Travel Day

Posted on: 04/21/2018

Author: Bacon, Joel

This morning at 4:40am ET a man by the name of Kory picked me up at my house to drive me to Ronald Reagan National Airport in Arlington, Virginia. Kory is a person whose WPM (words per minute) and whose car’s RPM (revolutions per minute) are the same. He talked about how “people are just going everywhere all the time,” and “everyone’s just going this way and that way, doing who knows what.” He talked with an enthusiasm that was lost on me, and my sleep deprived body. He talked about customer service and just raved about his experiences driving people around the DMV (DC, Maryland, Virginia metropolitan area). By 5am my ride had come to an end, and I parted peacefully with my ebullient interlocutor as I headed towards gate 14. My flight took off, I nodded off, and by the time I rose from my nap the nose of my plane was pointed down towards the runways of George Bush Intercontinental Airport in Houston, TX – just 25 miles away from where funeral services for Mrs. Barbara Bush would be taking place at noon.

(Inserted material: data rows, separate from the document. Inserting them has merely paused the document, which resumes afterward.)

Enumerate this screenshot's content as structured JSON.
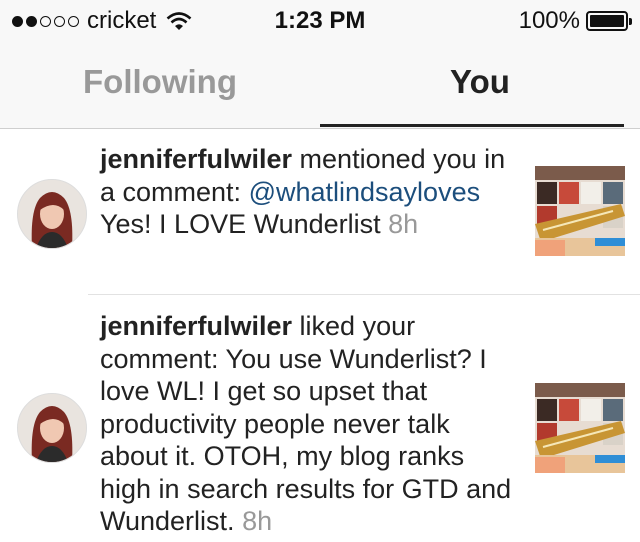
{
  "status_bar": {
    "carrier": "cricket",
    "time": "1:23 PM",
    "battery_percent": "100%",
    "battery_level": 1.0,
    "signal_bars_filled": 2,
    "signal_bars_total": 5
  },
  "tabs": [
    {
      "label": "Following",
      "active": false
    },
    {
      "label": "You",
      "active": true
    }
  ],
  "notifications": [
    {
      "username": "jenniferfulwiler",
      "action": " mentioned you in a comment: ",
      "mention": "@whatlindsayloves",
      "comment": " Yes! I LOVE Wunderlist ",
      "time": "8h"
    },
    {
      "username": "jenniferfulwiler",
      "action": " liked your comment: You use Wunderlist? I love WL! I get so upset that productivity people never talk about it. OTOH, my blog ranks high in search results for GTD and Wunderlist. ",
      "time": "8h"
    }
  ],
  "colors": {
    "mention_link": "#1c4e7c",
    "inactive_tab": "#999999",
    "timestamp": "#999999"
  }
}
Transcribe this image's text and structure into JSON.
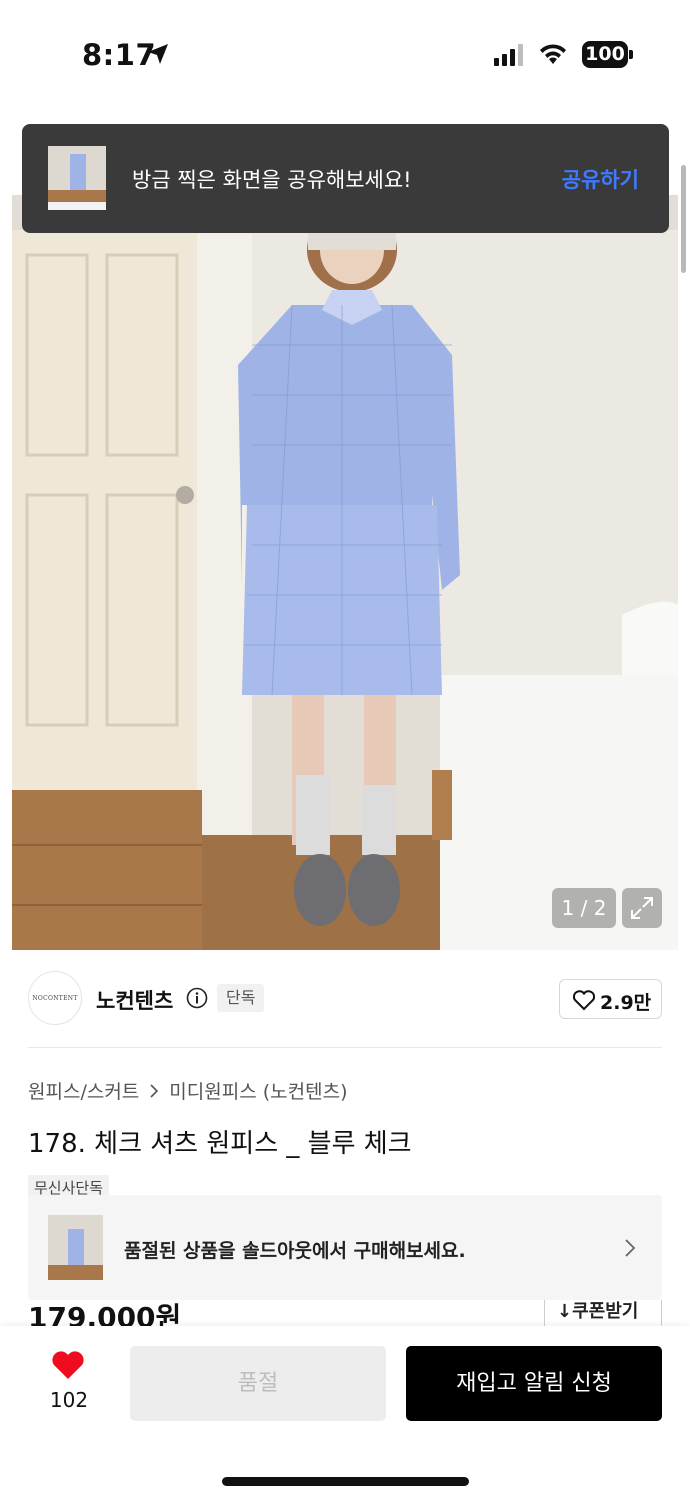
{
  "status_bar": {
    "time": "8:17",
    "battery": "100"
  },
  "toast": {
    "message": "방금 찍은 화면을 공유해보세요!",
    "action_label": "공유하기"
  },
  "gallery": {
    "page_indicator": "1 / 2"
  },
  "brand": {
    "logo_text": "NOCONTENT",
    "name": "노컨텐츠",
    "tag": "단독",
    "like_count": "2.9만"
  },
  "breadcrumb": {
    "category": "원피스/스커트",
    "subcategory": "미디원피스 (노컨텐츠)"
  },
  "product": {
    "title": "178. 체크 셔츠 원피스 _ 블루 체크",
    "badge": "무신사단독",
    "price": "179,000원",
    "coupon_label": "쿠폰받기"
  },
  "soldout_banner": {
    "text": "품절된 상품을 솔드아웃에서 구매해보세요."
  },
  "bottom_bar": {
    "wish_count": "102",
    "soldout_label": "품절",
    "restock_label": "재입고 알림 신청"
  },
  "colors": {
    "accent_blue": "#3d7bff",
    "heart_red": "#ef0c1f",
    "toast_bg": "#3a3a3a"
  }
}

Light-green shirts, bright smiles and the scrunched eyes of happy camaraderie meet me as I walked up to Gate E23. Warm hugs and meaningful handshakes reattach me in a physical way that also reconnects my spirit to something outside itself. This is just my second year coming to Guatemala with the Huebner Surgery team and after all the great experiences last year, I can’t wait to again document what takes place at Las Obras Sociales del Santo Hermano Pedro (the hospital where our surgery teams will be operating all week). The many Faith In Practice veterans are joined this year by first-timers who are eager to jump right in and see what all the fuss is about.

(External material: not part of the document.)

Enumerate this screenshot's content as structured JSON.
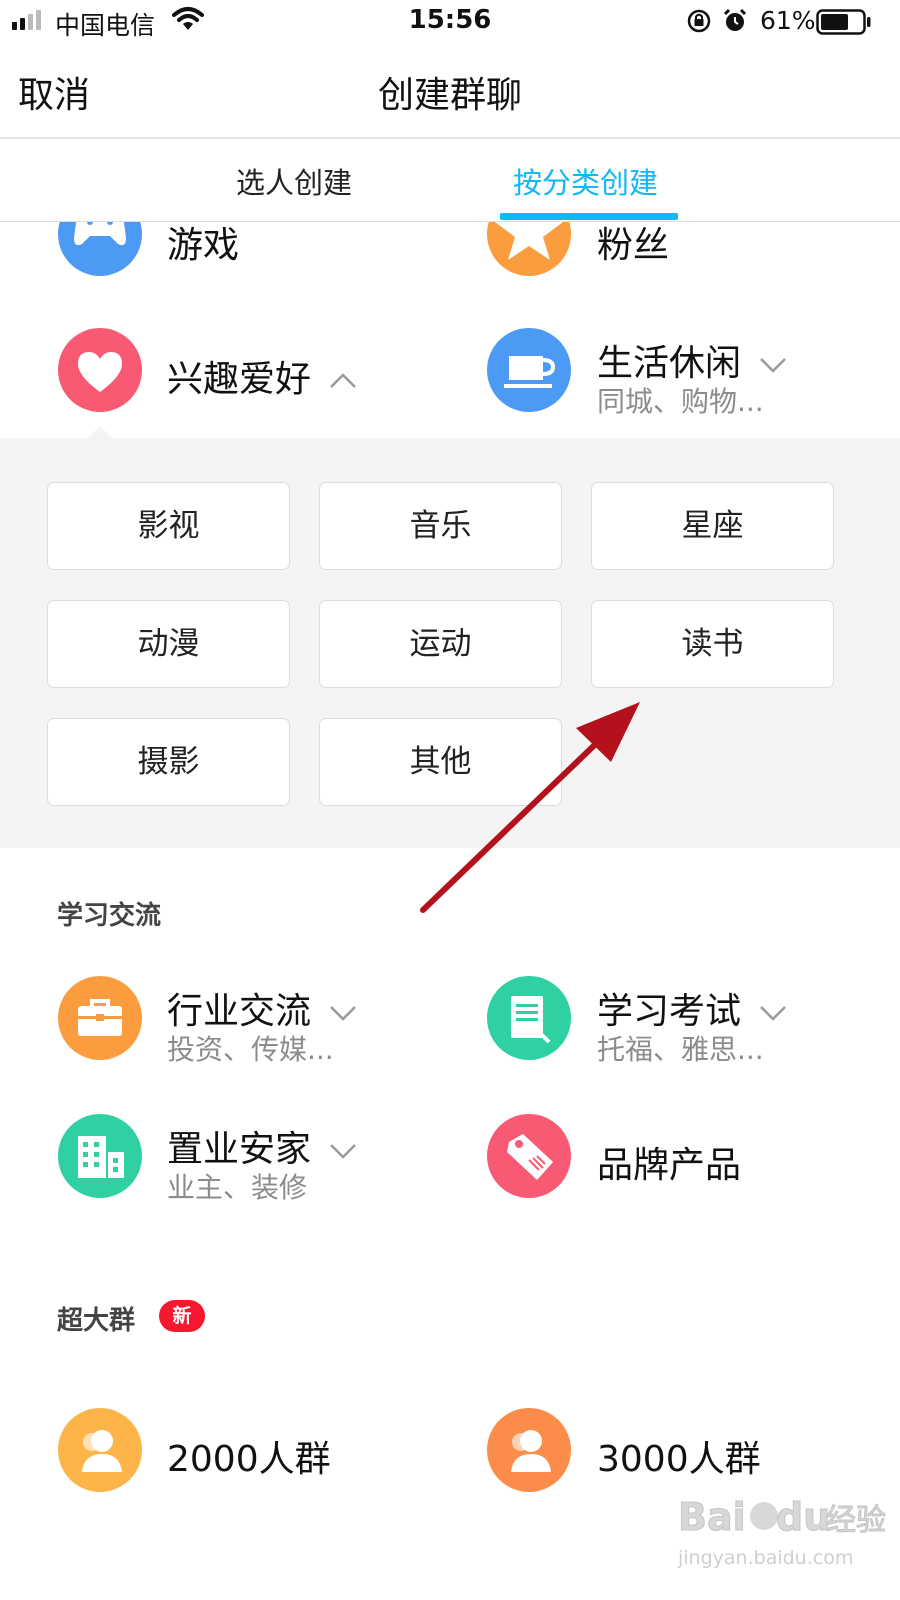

Together now, we board the plane and fly south. As I sit on yet another plane headed again to Antigua, I think about my early morning driver, Kory, and maybe understand him a little better. Kory is right: we are a people on the go. But where are we going and why? That’s one of those philosophical sounding questions that someone asks rhetorically to sound smart or seem they are being deep – something I have been known to be guilty of doing – but in this case I want to think about the non-rhetorical answer to these questions.

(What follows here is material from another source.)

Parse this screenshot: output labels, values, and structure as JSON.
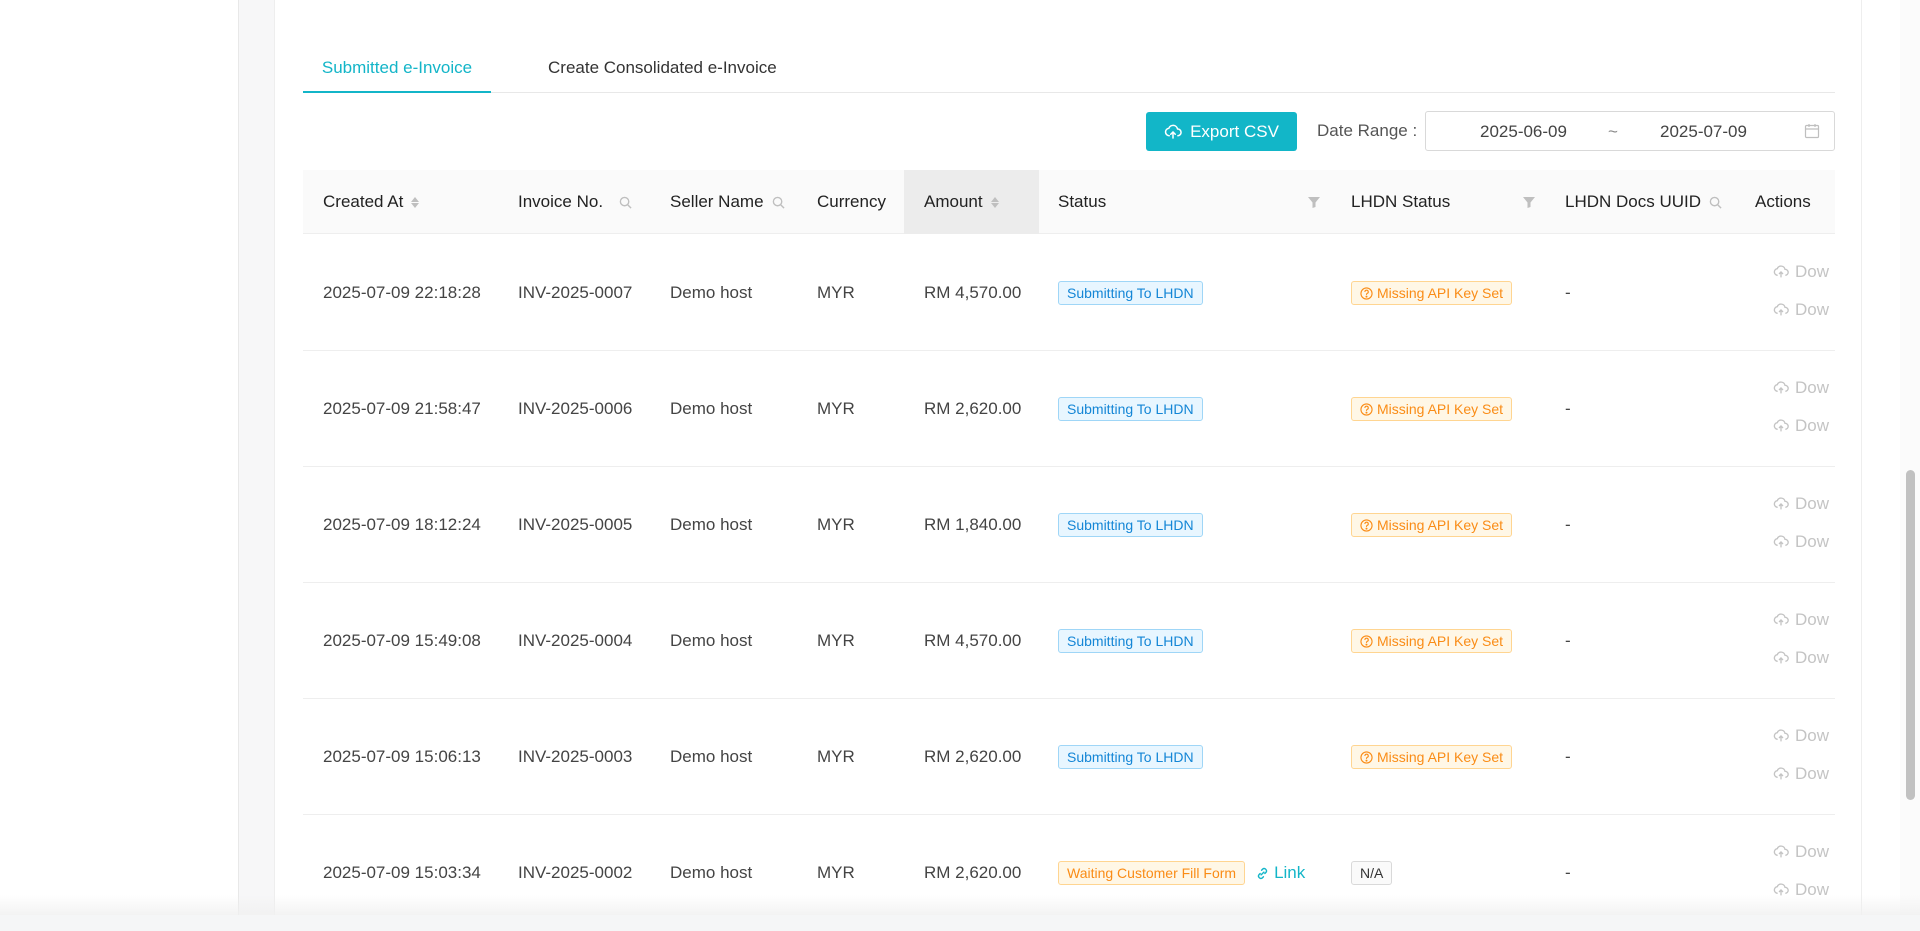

I’ve already answered the “where” part of the question, but the “why” part is much more important. There are a lot of “why” questions I could answer but I want to answer two, the first being, “why Guatemala?” and the answer being, “because with over half of the population living in poverty, the need is great.”  The second part is a little less clear-cut: “why do a bunch of doctors, nurses, translators, administrators, and others take a week of hard-earned vacation to pay their own way to go to a foreign country, fundraise for medical supplies to go work long, hard days in a hospital for free?” I can’t speak for everyone here (except I think by writing the blog that’s actually kind of my job) but I’d say that the answer is a mix of selflessness and selfishness. Humble, selfless acts of service show you a lot about a person. To quote an April 18th, Tweet by Kanye West, “if you wanna see the true character of person watch the way they treat someone who can't do anything for them.” I think that captures something that is true about the members of this team – its full of people who selflessly are laboring without looking for anything in return. The selfish “why” comes from the joy that is shared with someone when they help those in need. Veteran team members know that a counterintuitive thing happens when you humble yourself to serve those around you – you often end up benefiting immensely in ways you wouldn’t have expected. In his mammoth work War and Peace Leo Tolstoy writes, “Love awoke, and life awoke.” This phrase represents what happens when you love others: you become renewed. The ideas of renewing and rebirth are found all throughout scripture. Spiritual renewal is why I’ve come back to Guatemala. I hope by sharing the stories of Christ-like love this week, you too will be spiritually renewed and encouraged.

We hope that you will share our mission by praying for both physical and spiritual healing here in Guatemala this week. You can also share the mission by supporting it financially.

-Joel Bacon